• Material provided
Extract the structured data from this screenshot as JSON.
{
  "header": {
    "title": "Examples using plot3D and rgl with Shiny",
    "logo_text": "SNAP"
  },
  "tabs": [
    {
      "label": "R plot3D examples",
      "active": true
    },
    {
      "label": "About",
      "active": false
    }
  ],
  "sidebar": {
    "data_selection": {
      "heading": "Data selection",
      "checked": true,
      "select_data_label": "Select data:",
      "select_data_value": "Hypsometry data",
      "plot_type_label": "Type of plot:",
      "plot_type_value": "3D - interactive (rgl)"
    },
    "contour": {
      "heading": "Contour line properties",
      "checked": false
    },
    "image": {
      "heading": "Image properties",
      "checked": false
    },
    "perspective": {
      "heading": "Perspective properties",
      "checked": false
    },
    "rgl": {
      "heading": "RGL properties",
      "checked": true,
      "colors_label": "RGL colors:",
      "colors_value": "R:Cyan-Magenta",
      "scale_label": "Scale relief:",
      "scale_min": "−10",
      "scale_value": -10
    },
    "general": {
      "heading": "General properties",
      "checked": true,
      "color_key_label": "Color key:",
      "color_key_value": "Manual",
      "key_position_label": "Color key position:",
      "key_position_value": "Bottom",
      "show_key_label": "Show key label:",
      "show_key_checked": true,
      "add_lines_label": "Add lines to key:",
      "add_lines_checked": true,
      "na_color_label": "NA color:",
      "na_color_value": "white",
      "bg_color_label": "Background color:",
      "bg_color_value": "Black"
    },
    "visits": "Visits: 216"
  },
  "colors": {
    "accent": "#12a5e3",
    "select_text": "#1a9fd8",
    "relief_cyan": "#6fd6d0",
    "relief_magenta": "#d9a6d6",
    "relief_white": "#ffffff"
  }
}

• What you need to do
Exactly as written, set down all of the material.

• Answer
Extract the structured data from this screenshot as JSON.
{
  "header": {
    "title": "Examples using plot3D and rgl with Shiny",
    "logo_text": "SNAP"
  },
  "tabs": [
    {
      "label": "R plot3D examples",
      "active": true
    },
    {
      "label": "About",
      "active": false
    }
  ],
  "sidebar": {
    "data_selection": {
      "heading": "Data selection",
      "checked": true,
      "select_data_label": "Select data:",
      "select_data_value": "Hypsometry data",
      "plot_type_label": "Type of plot:",
      "plot_type_value": "3D - interactive (rgl)"
    },
    "contour": {
      "heading": "Contour line properties",
      "checked": false
    },
    "image": {
      "heading": "Image properties",
      "checked": false
    },
    "perspective": {
      "heading": "Perspective properties",
      "checked": false
    },
    "rgl": {
      "heading": "RGL properties",
      "checked": true,
      "colors_label": "RGL colors:",
      "colors_value": "R:Cyan-Magenta",
      "scale_label": "Scale relief:",
      "scale_min": "−10",
      "scale_value": -10
    },
    "general": {
      "heading": "General properties",
      "checked": true,
      "color_key_label": "Color key:",
      "color_key_value": "Manual",
      "key_position_label": "Color key position:",
      "key_position_value": "Bottom",
      "show_key_label": "Show key label:",
      "show_key_checked": true,
      "add_lines_label": "Add lines to key:",
      "add_lines_checked": true,
      "na_color_label": "NA color:",
      "na_color_value": "white",
      "bg_color_label": "Background color:",
      "bg_color_value": "Black"
    },
    "visits": "Visits: 216"
  },
  "colors": {
    "accent": "#12a5e3",
    "select_text": "#1a9fd8",
    "relief_cyan": "#6fd6d0",
    "relief_magenta": "#d9a6d6",
    "relief_white": "#ffffff"
  }
}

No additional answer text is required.